Histologic Assessment of Mineral Trioxide Aggregate as a Root-End Filling in Monkeys

By Torabinejad M, Pitt Ford TR, McKendry DJ, Abedi HR, Miller DA, Kariyawasam SP

Date: 01/1997
Journal: IEJ


  • To examine the periradicular response to MTA and amalgam as root-end fillings
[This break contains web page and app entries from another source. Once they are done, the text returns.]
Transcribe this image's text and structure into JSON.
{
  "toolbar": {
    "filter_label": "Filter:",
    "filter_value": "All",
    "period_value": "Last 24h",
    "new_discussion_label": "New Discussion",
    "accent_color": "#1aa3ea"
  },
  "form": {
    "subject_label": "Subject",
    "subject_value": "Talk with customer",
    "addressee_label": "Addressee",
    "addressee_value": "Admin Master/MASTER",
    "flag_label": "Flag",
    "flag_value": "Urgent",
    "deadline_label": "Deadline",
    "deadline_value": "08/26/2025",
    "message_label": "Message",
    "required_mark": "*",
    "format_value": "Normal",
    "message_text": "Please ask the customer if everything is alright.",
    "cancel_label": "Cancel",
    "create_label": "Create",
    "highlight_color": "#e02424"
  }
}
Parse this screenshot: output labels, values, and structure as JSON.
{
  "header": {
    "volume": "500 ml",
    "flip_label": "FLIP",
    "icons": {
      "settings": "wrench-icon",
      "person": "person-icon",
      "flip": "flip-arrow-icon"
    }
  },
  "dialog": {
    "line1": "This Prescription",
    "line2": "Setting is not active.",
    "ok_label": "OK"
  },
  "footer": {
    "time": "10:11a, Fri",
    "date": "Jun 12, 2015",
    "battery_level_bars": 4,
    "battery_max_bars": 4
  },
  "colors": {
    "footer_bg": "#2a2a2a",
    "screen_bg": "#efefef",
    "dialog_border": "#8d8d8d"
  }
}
  • N= 12 maxillary incisors from 3 Cynomolgus monkeys
  • Rubber dam isolation. Cleaned and shaped and obturated with lateral condensation; access closed with amalgam. At 1 week, resection of apices between apical and middle thirds and 2 mm retropreparation completed. ½ of the  incisors were randomly selected to be restored with zinc-free amalgam, and ½ with MTA. Animals were given post-procedural Penicillin injection & 3 days of analgesics.
  • At 5 months, the  animals were sacrificed for histologic examination; 2 independent investigators reviewed the samples for concentration & predominant inflammatory cell type, extent and severity of inflammation, presence of bacteria and fibrous capsule, cementum deposition, and new bone formation adjacent to root end and filling material
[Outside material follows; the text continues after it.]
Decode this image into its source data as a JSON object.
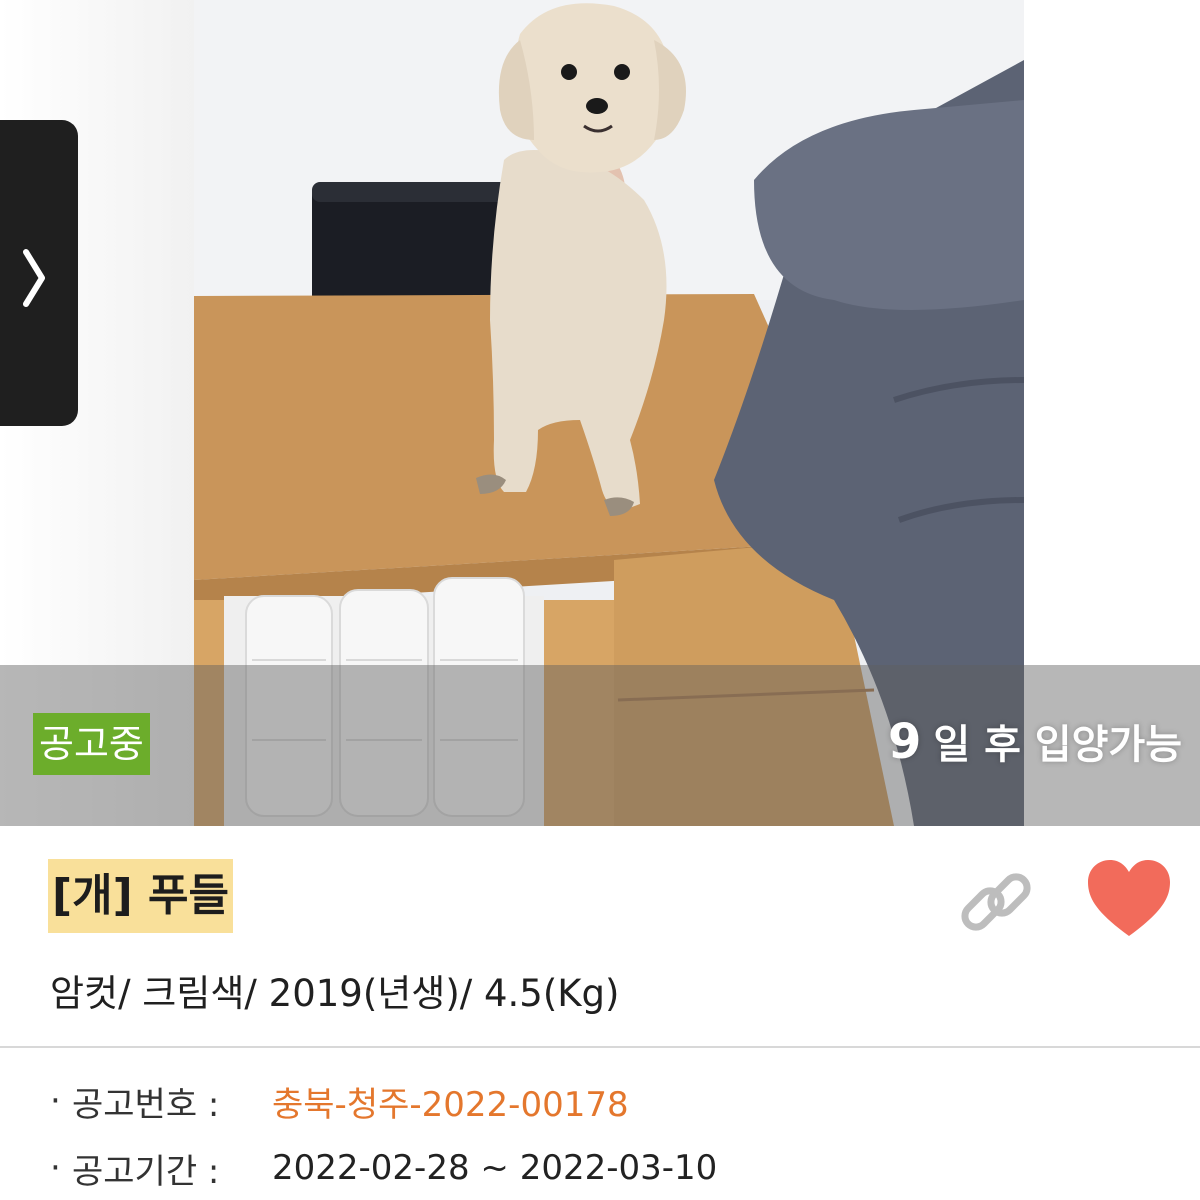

  Dominant inflamm cell type Periradicular tissue inflam Fibrous capsule Bacteria presence (root end or canal) Cementum Bone formation
Amalgam -Lymphocytes-PMNs adjacent to amalgam 6/6 moderate to severe 6/6 0/6 6/6 over root end 0/6 over amalgam 6/6
MTA Lymphocytes 1/6 severe 0/6 0/6 6/6 over root end 5/6 over MTA (6th partially formed) 6/6

Clinical Significance:
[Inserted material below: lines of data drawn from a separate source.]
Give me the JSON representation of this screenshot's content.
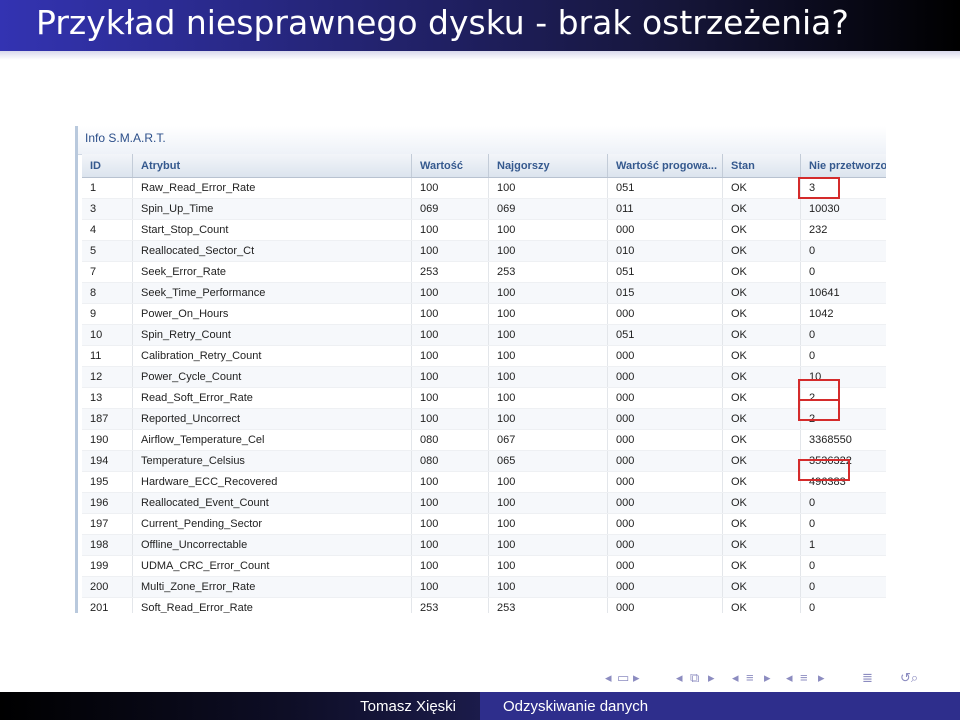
{
  "slide": {
    "title": "Przykład niesprawnego dysku - brak ostrzeżenia?"
  },
  "smart_panel": {
    "title": "Info S.M.A.R.T.",
    "columns": [
      "ID",
      "Atrybut",
      "Wartość",
      "Najgorszy",
      "Wartość progowa...",
      "Stan",
      "Nie przetworzo"
    ],
    "rows": [
      {
        "id": "1",
        "attr": "Raw_Read_Error_Rate",
        "value": "100",
        "worst": "100",
        "threshold": "051",
        "state": "OK",
        "raw": "3",
        "flagged": true
      },
      {
        "id": "3",
        "attr": "Spin_Up_Time",
        "value": "069",
        "worst": "069",
        "threshold": "011",
        "state": "OK",
        "raw": "10030",
        "flagged": false
      },
      {
        "id": "4",
        "attr": "Start_Stop_Count",
        "value": "100",
        "worst": "100",
        "threshold": "000",
        "state": "OK",
        "raw": "232",
        "flagged": false
      },
      {
        "id": "5",
        "attr": "Reallocated_Sector_Ct",
        "value": "100",
        "worst": "100",
        "threshold": "010",
        "state": "OK",
        "raw": "0",
        "flagged": false
      },
      {
        "id": "7",
        "attr": "Seek_Error_Rate",
        "value": "253",
        "worst": "253",
        "threshold": "051",
        "state": "OK",
        "raw": "0",
        "flagged": false
      },
      {
        "id": "8",
        "attr": "Seek_Time_Performance",
        "value": "100",
        "worst": "100",
        "threshold": "015",
        "state": "OK",
        "raw": "10641",
        "flagged": false
      },
      {
        "id": "9",
        "attr": "Power_On_Hours",
        "value": "100",
        "worst": "100",
        "threshold": "000",
        "state": "OK",
        "raw": "1042",
        "flagged": false
      },
      {
        "id": "10",
        "attr": "Spin_Retry_Count",
        "value": "100",
        "worst": "100",
        "threshold": "051",
        "state": "OK",
        "raw": "0",
        "flagged": false
      },
      {
        "id": "11",
        "attr": "Calibration_Retry_Count",
        "value": "100",
        "worst": "100",
        "threshold": "000",
        "state": "OK",
        "raw": "0",
        "flagged": false
      },
      {
        "id": "12",
        "attr": "Power_Cycle_Count",
        "value": "100",
        "worst": "100",
        "threshold": "000",
        "state": "OK",
        "raw": "10",
        "flagged": false
      },
      {
        "id": "13",
        "attr": "Read_Soft_Error_Rate",
        "value": "100",
        "worst": "100",
        "threshold": "000",
        "state": "OK",
        "raw": "2",
        "flagged": true
      },
      {
        "id": "187",
        "attr": "Reported_Uncorrect",
        "value": "100",
        "worst": "100",
        "threshold": "000",
        "state": "OK",
        "raw": "2",
        "flagged": true
      },
      {
        "id": "190",
        "attr": "Airflow_Temperature_Cel",
        "value": "080",
        "worst": "067",
        "threshold": "000",
        "state": "OK",
        "raw": "3368550",
        "flagged": false
      },
      {
        "id": "194",
        "attr": "Temperature_Celsius",
        "value": "080",
        "worst": "065",
        "threshold": "000",
        "state": "OK",
        "raw": "3536322",
        "flagged": false
      },
      {
        "id": "195",
        "attr": "Hardware_ECC_Recovered",
        "value": "100",
        "worst": "100",
        "threshold": "000",
        "state": "OK",
        "raw": "496383",
        "flagged": true
      },
      {
        "id": "196",
        "attr": "Reallocated_Event_Count",
        "value": "100",
        "worst": "100",
        "threshold": "000",
        "state": "OK",
        "raw": "0",
        "flagged": false
      },
      {
        "id": "197",
        "attr": "Current_Pending_Sector",
        "value": "100",
        "worst": "100",
        "threshold": "000",
        "state": "OK",
        "raw": "0",
        "flagged": false
      },
      {
        "id": "198",
        "attr": "Offline_Uncorrectable",
        "value": "100",
        "worst": "100",
        "threshold": "000",
        "state": "OK",
        "raw": "1",
        "flagged": false
      },
      {
        "id": "199",
        "attr": "UDMA_CRC_Error_Count",
        "value": "100",
        "worst": "100",
        "threshold": "000",
        "state": "OK",
        "raw": "0",
        "flagged": false
      },
      {
        "id": "200",
        "attr": "Multi_Zone_Error_Rate",
        "value": "100",
        "worst": "100",
        "threshold": "000",
        "state": "OK",
        "raw": "0",
        "flagged": false
      },
      {
        "id": "201",
        "attr": "Soft_Read_Error_Rate",
        "value": "253",
        "worst": "253",
        "threshold": "000",
        "state": "OK",
        "raw": "0",
        "flagged": false
      }
    ]
  },
  "colors": {
    "highlight": "#d42b2b",
    "header_text": "#35598e",
    "footer_right": "#2e2e8c"
  },
  "navigation": {
    "icons": [
      "nav-frame-left-icon",
      "nav-frame-icon",
      "nav-frame-right-icon",
      "nav-subsection-left-icon",
      "nav-subsection-icon",
      "nav-subsection-right-icon",
      "nav-section-left-icon",
      "nav-section-icon",
      "nav-section-right-icon",
      "nav-align-icon",
      "search-icon"
    ]
  },
  "footer": {
    "author": "Tomasz Xięski",
    "talk": "Odzyskiwanie danych"
  }
}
Amalgam causes inflammation in the periradicular tissues and does not allow regeneration of dentoalveolar structures. MTA exhibits many favorable characteristics as a root-end filling material and should be chosen over amalgam, if available.